As a marketer going global, one of the worst surprises is learning your website is not yet ready for localization. This revelation is particularly devastating when it comes on the heels of a long, expensive content management system (CMS) implementation that was, at least partially, justified by the ability to support a multi-lingual marketing program. To avoid these blunders that hide until you try to localize, you need to work closely with partners that have extensive experience in multi-lingual publishing. Following are three of the best resources (and teams) to employ:
Choose a CMS that has localization built into the core
There is a big difference between a CMS that has been designed for localization and one that can achieve localization through clever adaptation. When you go with the latter you tend to work against core assumptions of the platform and run into unanticipated challenges.

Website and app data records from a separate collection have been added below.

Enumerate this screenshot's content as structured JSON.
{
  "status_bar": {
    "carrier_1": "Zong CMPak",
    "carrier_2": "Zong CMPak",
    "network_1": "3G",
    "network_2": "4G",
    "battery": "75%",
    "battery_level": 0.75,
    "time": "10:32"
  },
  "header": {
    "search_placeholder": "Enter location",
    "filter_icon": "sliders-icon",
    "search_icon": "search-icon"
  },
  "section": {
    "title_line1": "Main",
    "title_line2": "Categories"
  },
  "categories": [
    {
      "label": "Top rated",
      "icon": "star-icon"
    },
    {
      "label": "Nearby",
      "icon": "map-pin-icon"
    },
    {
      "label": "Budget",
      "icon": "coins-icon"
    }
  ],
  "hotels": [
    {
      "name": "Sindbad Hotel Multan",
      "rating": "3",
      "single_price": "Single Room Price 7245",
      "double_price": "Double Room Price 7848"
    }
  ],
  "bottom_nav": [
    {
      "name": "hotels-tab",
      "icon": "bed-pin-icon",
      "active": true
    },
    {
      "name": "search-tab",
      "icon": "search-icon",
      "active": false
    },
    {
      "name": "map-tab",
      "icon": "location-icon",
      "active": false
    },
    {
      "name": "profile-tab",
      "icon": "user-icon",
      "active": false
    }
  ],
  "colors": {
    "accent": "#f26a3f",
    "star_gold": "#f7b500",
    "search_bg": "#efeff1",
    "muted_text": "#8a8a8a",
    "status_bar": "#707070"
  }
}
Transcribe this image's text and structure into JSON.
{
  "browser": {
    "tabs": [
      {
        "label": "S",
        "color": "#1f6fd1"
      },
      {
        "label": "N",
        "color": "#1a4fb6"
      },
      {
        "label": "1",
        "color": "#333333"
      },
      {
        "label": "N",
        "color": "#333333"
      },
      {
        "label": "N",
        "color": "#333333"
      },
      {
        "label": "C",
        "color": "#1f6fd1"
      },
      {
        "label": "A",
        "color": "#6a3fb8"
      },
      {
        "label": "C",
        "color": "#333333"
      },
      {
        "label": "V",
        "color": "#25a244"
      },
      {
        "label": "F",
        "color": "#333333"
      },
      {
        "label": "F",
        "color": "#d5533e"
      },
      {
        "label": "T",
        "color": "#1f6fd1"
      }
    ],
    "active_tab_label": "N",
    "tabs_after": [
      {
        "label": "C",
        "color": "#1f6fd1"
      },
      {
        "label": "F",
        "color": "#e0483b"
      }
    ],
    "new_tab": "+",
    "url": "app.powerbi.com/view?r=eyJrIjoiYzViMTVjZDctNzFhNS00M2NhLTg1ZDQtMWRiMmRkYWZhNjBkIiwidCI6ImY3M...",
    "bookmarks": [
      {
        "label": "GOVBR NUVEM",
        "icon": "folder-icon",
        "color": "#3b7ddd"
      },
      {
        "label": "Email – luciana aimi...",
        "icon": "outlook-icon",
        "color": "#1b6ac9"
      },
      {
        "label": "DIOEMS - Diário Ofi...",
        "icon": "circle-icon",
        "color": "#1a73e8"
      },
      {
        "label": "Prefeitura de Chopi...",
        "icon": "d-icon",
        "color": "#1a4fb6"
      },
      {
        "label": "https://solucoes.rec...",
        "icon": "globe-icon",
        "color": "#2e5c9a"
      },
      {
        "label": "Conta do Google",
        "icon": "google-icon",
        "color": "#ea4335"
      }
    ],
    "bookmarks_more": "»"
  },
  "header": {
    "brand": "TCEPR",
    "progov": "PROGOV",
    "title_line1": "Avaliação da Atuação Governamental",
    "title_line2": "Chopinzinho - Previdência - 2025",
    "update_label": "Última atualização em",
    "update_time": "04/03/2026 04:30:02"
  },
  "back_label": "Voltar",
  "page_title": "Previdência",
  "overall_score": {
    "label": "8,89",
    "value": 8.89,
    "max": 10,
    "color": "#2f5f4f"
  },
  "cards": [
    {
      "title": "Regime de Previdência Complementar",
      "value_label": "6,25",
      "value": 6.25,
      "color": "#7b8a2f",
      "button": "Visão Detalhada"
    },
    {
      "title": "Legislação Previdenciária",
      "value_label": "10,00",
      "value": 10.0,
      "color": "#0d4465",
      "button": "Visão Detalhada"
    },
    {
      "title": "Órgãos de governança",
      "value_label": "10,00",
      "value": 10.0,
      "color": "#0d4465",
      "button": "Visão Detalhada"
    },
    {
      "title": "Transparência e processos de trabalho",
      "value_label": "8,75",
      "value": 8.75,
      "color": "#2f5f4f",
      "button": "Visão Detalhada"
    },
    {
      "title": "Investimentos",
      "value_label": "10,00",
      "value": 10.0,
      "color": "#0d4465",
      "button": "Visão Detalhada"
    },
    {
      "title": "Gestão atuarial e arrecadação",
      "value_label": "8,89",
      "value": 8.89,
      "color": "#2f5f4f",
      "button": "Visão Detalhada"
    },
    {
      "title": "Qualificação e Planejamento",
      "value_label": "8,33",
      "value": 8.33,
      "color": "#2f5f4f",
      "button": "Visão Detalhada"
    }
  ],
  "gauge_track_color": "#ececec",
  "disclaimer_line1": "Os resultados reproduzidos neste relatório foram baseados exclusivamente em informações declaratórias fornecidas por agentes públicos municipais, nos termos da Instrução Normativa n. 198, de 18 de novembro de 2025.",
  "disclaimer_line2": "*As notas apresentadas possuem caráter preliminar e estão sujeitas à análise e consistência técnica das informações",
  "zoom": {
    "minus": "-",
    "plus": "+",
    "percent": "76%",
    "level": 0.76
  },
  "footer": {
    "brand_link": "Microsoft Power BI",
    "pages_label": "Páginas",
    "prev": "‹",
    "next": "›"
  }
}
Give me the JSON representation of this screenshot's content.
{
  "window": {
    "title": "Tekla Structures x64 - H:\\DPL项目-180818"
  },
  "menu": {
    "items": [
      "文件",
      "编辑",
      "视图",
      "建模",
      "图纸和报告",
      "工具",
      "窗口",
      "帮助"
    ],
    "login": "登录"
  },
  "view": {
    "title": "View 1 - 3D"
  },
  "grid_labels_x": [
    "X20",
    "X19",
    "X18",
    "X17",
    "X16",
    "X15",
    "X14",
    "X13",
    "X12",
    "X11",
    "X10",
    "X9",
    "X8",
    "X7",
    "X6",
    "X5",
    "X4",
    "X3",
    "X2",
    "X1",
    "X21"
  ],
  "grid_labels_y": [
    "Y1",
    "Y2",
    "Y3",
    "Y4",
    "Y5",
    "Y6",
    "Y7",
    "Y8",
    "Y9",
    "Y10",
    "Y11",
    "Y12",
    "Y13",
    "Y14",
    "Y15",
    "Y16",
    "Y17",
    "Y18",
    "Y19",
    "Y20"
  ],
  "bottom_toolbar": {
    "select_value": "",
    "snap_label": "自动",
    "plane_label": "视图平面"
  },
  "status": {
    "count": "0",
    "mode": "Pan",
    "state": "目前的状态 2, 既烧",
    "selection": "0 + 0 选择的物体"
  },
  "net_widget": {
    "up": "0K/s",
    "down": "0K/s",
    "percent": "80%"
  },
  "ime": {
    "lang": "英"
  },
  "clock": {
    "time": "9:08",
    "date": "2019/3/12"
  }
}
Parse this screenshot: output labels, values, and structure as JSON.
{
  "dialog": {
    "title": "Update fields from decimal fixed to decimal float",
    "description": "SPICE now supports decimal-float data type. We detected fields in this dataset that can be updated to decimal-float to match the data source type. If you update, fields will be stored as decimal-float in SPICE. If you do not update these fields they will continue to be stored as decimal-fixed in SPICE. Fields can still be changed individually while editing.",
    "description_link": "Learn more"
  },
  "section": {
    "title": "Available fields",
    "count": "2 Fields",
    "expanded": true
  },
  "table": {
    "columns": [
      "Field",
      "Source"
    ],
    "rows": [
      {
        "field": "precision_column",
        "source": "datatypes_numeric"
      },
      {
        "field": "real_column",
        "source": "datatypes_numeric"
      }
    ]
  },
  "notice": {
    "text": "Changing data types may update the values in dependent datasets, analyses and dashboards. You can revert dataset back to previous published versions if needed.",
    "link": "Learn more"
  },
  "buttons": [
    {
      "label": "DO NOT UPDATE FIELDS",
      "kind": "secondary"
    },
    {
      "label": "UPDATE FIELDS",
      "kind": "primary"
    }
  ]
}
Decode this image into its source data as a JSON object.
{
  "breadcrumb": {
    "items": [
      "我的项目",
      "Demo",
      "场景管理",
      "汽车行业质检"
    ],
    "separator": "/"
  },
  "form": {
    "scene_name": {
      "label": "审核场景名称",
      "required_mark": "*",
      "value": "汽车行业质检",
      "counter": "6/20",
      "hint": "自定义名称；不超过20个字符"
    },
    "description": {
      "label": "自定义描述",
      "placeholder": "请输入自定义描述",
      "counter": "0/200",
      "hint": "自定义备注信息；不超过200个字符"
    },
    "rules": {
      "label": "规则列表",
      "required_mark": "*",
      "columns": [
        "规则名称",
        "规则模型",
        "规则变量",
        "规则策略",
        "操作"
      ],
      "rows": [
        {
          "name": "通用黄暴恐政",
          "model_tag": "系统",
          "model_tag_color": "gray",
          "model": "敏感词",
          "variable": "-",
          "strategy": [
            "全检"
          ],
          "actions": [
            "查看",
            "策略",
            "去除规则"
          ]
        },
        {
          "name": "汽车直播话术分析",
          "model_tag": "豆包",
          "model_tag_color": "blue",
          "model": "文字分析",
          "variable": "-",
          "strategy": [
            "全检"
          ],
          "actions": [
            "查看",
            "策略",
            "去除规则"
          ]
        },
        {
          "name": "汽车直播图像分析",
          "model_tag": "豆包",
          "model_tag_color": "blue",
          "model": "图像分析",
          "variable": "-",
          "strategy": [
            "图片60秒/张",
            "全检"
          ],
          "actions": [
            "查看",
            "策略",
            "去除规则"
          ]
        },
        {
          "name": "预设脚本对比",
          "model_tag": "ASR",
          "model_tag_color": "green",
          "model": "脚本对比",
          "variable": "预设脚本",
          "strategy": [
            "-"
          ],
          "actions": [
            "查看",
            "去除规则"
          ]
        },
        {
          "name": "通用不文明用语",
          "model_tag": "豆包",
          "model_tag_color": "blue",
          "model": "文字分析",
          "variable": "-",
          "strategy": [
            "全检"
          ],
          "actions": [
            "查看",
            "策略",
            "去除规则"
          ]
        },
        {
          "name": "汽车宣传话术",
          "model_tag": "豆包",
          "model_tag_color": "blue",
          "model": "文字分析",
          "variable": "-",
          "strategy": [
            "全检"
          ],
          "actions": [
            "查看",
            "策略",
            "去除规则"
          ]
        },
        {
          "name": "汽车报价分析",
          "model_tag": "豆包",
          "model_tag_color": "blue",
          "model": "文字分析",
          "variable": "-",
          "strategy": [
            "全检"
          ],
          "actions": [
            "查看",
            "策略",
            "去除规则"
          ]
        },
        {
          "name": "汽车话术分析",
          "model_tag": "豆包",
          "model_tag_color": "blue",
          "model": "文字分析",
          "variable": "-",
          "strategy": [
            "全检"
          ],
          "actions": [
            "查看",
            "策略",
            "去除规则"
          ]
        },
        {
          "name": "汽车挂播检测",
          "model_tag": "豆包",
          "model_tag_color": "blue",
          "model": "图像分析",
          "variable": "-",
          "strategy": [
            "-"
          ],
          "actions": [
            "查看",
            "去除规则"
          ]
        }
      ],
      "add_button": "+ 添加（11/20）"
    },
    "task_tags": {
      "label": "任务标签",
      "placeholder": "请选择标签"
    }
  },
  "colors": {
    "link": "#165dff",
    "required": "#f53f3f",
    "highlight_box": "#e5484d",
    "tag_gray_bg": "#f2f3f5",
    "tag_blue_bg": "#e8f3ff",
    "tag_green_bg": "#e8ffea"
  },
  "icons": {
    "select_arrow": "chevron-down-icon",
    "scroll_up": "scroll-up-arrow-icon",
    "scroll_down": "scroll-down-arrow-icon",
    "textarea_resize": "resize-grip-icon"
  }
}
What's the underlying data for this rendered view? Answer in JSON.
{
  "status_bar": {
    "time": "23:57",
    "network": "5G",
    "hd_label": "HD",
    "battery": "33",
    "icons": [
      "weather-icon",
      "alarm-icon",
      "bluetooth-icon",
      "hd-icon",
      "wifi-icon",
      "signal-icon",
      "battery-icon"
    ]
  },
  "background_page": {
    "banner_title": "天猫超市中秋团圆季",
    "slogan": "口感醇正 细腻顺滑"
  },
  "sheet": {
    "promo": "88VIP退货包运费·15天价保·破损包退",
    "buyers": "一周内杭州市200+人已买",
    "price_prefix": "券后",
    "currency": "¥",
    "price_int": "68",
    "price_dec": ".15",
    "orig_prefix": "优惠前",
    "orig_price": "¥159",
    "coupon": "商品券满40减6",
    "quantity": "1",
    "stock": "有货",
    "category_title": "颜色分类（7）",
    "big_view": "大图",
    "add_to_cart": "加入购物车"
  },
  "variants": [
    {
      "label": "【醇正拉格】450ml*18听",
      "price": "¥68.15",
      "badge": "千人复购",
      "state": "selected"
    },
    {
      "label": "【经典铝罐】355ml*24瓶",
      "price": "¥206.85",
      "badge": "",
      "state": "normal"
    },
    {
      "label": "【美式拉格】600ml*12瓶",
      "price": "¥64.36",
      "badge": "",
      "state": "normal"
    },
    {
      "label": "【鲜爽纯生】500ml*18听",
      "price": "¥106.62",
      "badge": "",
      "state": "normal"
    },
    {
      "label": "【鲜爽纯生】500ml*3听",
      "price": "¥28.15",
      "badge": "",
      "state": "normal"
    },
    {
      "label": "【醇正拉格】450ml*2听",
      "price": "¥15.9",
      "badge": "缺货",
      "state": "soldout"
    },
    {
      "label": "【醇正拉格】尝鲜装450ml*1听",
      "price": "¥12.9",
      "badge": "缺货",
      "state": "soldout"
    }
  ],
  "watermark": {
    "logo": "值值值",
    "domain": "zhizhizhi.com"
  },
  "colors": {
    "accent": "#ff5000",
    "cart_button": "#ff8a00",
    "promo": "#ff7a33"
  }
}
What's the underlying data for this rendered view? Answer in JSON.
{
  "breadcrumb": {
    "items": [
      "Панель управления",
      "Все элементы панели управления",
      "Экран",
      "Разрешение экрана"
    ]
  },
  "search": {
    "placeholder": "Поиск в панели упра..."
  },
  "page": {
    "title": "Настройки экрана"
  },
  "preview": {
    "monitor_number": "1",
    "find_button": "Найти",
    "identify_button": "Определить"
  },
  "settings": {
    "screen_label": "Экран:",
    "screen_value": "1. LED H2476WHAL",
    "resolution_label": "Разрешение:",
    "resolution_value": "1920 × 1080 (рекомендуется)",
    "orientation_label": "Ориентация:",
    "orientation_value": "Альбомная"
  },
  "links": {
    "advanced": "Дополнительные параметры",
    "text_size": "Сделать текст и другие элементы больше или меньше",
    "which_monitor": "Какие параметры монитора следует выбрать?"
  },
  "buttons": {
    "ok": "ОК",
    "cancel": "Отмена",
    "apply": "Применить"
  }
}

Choose an integrator that has extensive experience in multi-lingual publishing
Content management systems are flexible and give inexperienced integrators plenty of opportunities to make bad choices. Designers and developers can take shortcuts that are not problematic unless you try to localize the site. For example, designers can produce layouts that do not support text expansion or extended character sets; designers and developers can hard code text into places that are hard to translate.
Involve your localization partner early in the process
A good localization agency will be able to advise you against design choices that will make the site difficult to localize. They can also give you feedback on content samples to make sure that the localization process runs smoothly.
I touch briefly on these topics during a short interview with Lionbridge’s Chief Marketing Officer, Clint Poole. Watch my talk at the Global Marketing Symposium and stay tuned here to learn more. In the meantime, a good place to start is Deane Barker’s excellent guest post about partial localization.